Demonizing your political opponents is nothing new, and it's certainly not unique to modern liberals, but sometimes it seems as if there isn't any contemporary debate that doesn't feature some fabricated moral clash between good and evil.
You may, for instance, be under the impression that anyone who believes immigration laws should be enforced — laws that allow thousands of guest workers and a million new immigrants into the country every year — is only a fear-stricken nativist. Some refuse to accept that anyone could be driven by a genuine anxiety over assimilation or a worry about wage depression or a belief that there are destructive consequences to offering amnesty to illegal immigrants. For some, there can be no other explanation than xenophobia.
Or take abortion. Texas legislator Wendy Davis, as most of you have no doubt heard, waged a heroic battle against some crusty old white men who have it in for all women — because, evidently, crusty old white men in Texas are incapable of being genuinely troubled by the dismemberment of nearly viable and viable fetuses. Creating cartoon misogynists is an effective way to circumvent any prickly discussions about the moral implications of a late-term abortion.
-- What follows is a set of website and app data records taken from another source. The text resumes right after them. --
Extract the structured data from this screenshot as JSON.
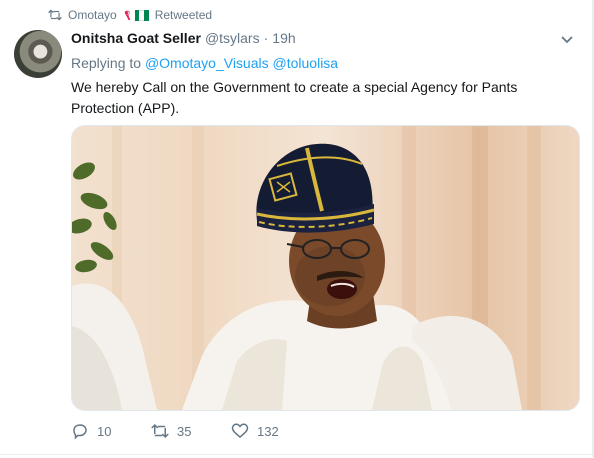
{
  "retweet": {
    "by": "Omotayo",
    "label": "Retweeted"
  },
  "author": {
    "name": "Onitsha Goat Seller",
    "handle": "@tsylars",
    "separator": "·",
    "time": "19h"
  },
  "reply": {
    "prefix": "Replying to",
    "mentions": [
      "@Omotayo_Visuals",
      "@toluolisa"
    ]
  },
  "tweet_text": "We hereby Call on the Government to create a special Agency for Pants Protection (APP).",
  "stats": {
    "replies": "10",
    "retweets": "35",
    "likes": "132"
  },
  "colors": {
    "accent": "#1da1f2",
    "muted": "#657786",
    "text": "#14171a",
    "flag_green": "#008751"
  },
  "icons": {
    "retweeted": "retweet-icon",
    "menu": "chevron-down-icon",
    "reply": "reply-icon",
    "retweet": "retweet-icon",
    "like": "heart-icon"
  }
}
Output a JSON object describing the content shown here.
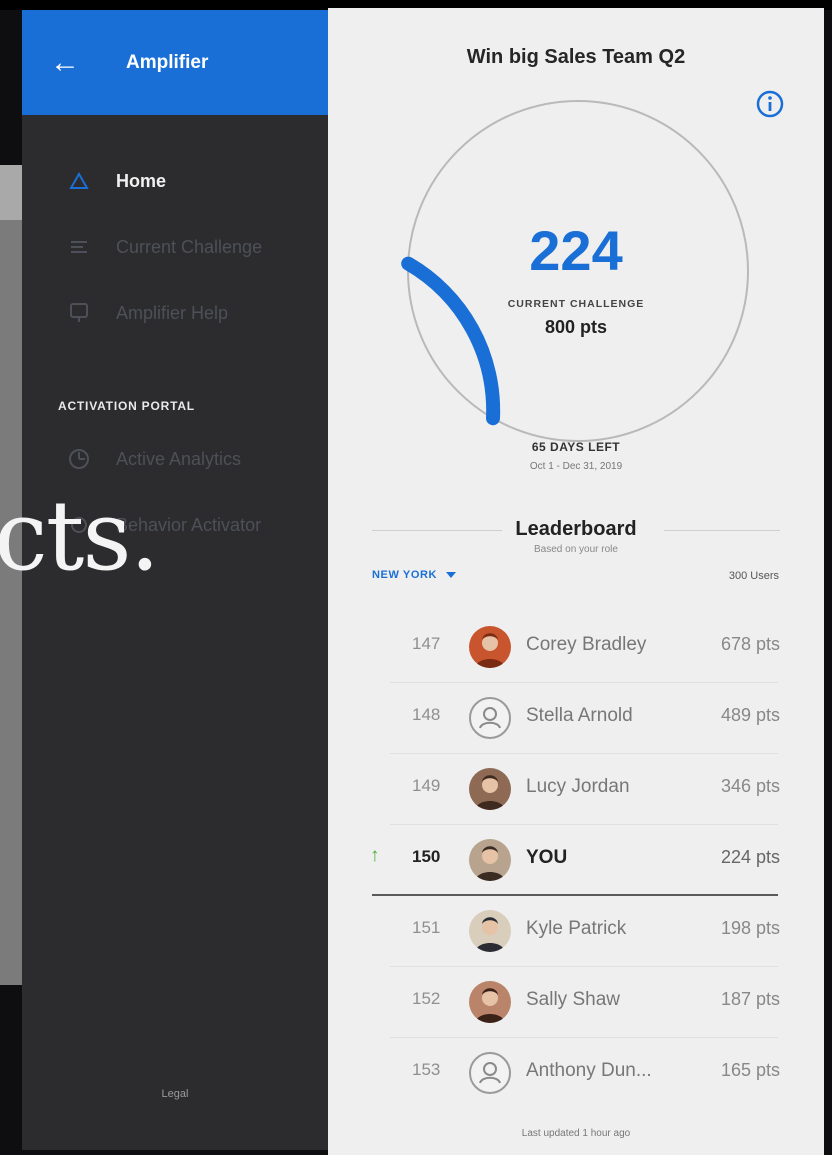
{
  "background": {
    "overlay_text": "cts."
  },
  "sidebar": {
    "header_title": "Amplifier",
    "nav": [
      {
        "label": "Home",
        "icon": "triangle-home-icon"
      },
      {
        "label": "Current Challenge",
        "icon": "list-icon"
      },
      {
        "label": "Amplifier Help",
        "icon": "help-icon"
      }
    ],
    "section_label": "ACTIVATION PORTAL",
    "portal_nav": [
      {
        "label": "Active Analytics",
        "icon": "analytics-icon"
      },
      {
        "label": "Behavior Activator",
        "icon": "activator-icon"
      }
    ],
    "legal": "Legal"
  },
  "main": {
    "title": "Win big Sales Team Q2",
    "score": "224",
    "challenge_label": "CURRENT CHALLENGE",
    "challenge_points": "800 pts",
    "progress_fraction": 0.28,
    "days_left": "65 DAYS LEFT",
    "date_range": "Oct 1 - Dec 31, 2019",
    "leaderboard_title": "Leaderboard",
    "leaderboard_subtitle": "Based on your role",
    "region": "NEW YORK",
    "users_count": "300 Users",
    "rows": [
      {
        "rank": "147",
        "name": "Corey Bradley",
        "pts": "678 pts",
        "avatar": "photo-avatar-1"
      },
      {
        "rank": "148",
        "name": "Stella Arnold",
        "pts": "489 pts",
        "avatar": "placeholder-avatar"
      },
      {
        "rank": "149",
        "name": "Lucy Jordan",
        "pts": "346 pts",
        "avatar": "photo-avatar-2"
      },
      {
        "rank": "150",
        "name": "YOU",
        "pts": "224 pts",
        "avatar": "photo-avatar-3",
        "is_you": true
      },
      {
        "rank": "151",
        "name": "Kyle Patrick",
        "pts": "198 pts",
        "avatar": "photo-avatar-4"
      },
      {
        "rank": "152",
        "name": "Sally Shaw",
        "pts": "187 pts",
        "avatar": "photo-avatar-5"
      },
      {
        "rank": "153",
        "name": "Anthony Dun...",
        "pts": "165 pts",
        "avatar": "placeholder-avatar"
      }
    ],
    "last_updated": "Last updated 1 hour ago"
  },
  "colors": {
    "accent": "#1a6fd6",
    "sidebar_bg": "#2c2c2e",
    "panel_bg": "#efefef",
    "up_arrow": "#4caf2c"
  }
}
It also allows the enlightened to sneer at all those hick reactionaries without ever having to confront their arguments.
And when Catholics and others who still believe traditional marriage is a public good worth defending can't be browbeaten by Twitter hashtag campaigns into abandoning a few thousand years of tradition, it can only be chalked up to homophobia. Taking the traditional position, a position shared by the progressive president a mere year ago, is now tantamount to supporting George Wallace. That was certainly quick.
But does anyone really believe it's that simple? Sometimes I wonder. A recent Rasmussen poll found that of those who approve of Barack Obama's job performance, just 29 percent see radical Muslims as a bigger threat than the tea party. Democrats — if the pundit class is any reflection of the general sentiment of voters — have convinced themselves that most conservative arguments needn't be confronted because they, nearly always, camouflage some uglier sentiment.
Occasionally, there is an uglier underlying sentiment. And plenty of people on the left do confront the right's arguments at face value. But too often it isn't the case. As it goes, I support immigration reform (in concept), and I believe that government should stay out of the business of defining marriage, but surely, how we debate those issues matters.
David Harsanyi is editor of Human Events. Follow him on Twitter @davidharsanyi. To find out more about David Harsanyi and read features by other Creators Syndicate writers and cartoonists, visit the Creators Syndicate Web page at www.creators.com.